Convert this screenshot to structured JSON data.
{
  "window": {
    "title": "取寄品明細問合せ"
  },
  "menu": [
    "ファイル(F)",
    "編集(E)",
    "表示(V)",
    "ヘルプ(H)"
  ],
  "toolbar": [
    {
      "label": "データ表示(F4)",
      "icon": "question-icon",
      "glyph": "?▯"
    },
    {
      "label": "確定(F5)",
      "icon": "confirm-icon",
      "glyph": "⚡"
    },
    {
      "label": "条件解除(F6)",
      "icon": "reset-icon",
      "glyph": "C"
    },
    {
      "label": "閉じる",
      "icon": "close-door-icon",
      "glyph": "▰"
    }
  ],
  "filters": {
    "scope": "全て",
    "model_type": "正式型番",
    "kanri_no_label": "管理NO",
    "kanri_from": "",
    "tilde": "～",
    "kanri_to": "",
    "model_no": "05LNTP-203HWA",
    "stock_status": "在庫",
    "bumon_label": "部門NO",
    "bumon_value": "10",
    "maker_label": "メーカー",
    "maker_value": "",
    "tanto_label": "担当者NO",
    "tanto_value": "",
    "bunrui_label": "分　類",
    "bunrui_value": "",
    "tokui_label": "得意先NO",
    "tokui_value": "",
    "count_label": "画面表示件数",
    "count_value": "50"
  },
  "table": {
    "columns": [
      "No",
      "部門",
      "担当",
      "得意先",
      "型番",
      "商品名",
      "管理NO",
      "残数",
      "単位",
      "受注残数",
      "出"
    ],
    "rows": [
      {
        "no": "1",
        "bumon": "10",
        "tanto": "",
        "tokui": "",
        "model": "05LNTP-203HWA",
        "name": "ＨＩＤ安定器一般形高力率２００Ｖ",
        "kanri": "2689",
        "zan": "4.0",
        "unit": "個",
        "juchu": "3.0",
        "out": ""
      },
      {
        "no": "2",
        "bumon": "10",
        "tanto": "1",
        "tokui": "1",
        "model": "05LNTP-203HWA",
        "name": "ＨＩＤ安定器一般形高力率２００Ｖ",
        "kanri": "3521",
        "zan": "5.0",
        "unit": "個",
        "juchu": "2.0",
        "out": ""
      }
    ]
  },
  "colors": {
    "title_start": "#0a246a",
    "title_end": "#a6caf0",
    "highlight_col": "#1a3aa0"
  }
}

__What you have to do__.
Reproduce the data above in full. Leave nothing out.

__Answer for the task__.
Convert this screenshot to structured JSON data.
{
  "window": {
    "title": "取寄品明細問合せ"
  },
  "menu": [
    "ファイル(F)",
    "編集(E)",
    "表示(V)",
    "ヘルプ(H)"
  ],
  "toolbar": [
    {
      "label": "データ表示(F4)",
      "icon": "question-icon",
      "glyph": "?▯"
    },
    {
      "label": "確定(F5)",
      "icon": "confirm-icon",
      "glyph": "⚡"
    },
    {
      "label": "条件解除(F6)",
      "icon": "reset-icon",
      "glyph": "C"
    },
    {
      "label": "閉じる",
      "icon": "close-door-icon",
      "glyph": "▰"
    }
  ],
  "filters": {
    "scope": "全て",
    "model_type": "正式型番",
    "kanri_no_label": "管理NO",
    "kanri_from": "",
    "tilde": "～",
    "kanri_to": "",
    "model_no": "05LNTP-203HWA",
    "stock_status": "在庫",
    "bumon_label": "部門NO",
    "bumon_value": "10",
    "maker_label": "メーカー",
    "maker_value": "",
    "tanto_label": "担当者NO",
    "tanto_value": "",
    "bunrui_label": "分　類",
    "bunrui_value": "",
    "tokui_label": "得意先NO",
    "tokui_value": "",
    "count_label": "画面表示件数",
    "count_value": "50"
  },
  "table": {
    "columns": [
      "No",
      "部門",
      "担当",
      "得意先",
      "型番",
      "商品名",
      "管理NO",
      "残数",
      "単位",
      "受注残数",
      "出"
    ],
    "rows": [
      {
        "no": "1",
        "bumon": "10",
        "tanto": "",
        "tokui": "",
        "model": "05LNTP-203HWA",
        "name": "ＨＩＤ安定器一般形高力率２００Ｖ",
        "kanri": "2689",
        "zan": "4.0",
        "unit": "個",
        "juchu": "3.0",
        "out": ""
      },
      {
        "no": "2",
        "bumon": "10",
        "tanto": "1",
        "tokui": "1",
        "model": "05LNTP-203HWA",
        "name": "ＨＩＤ安定器一般形高力率２００Ｖ",
        "kanri": "3521",
        "zan": "5.0",
        "unit": "個",
        "juchu": "2.0",
        "out": ""
      }
    ]
  },
  "colors": {
    "title_start": "#0a246a",
    "title_end": "#a6caf0",
    "highlight_col": "#1a3aa0"
  }
}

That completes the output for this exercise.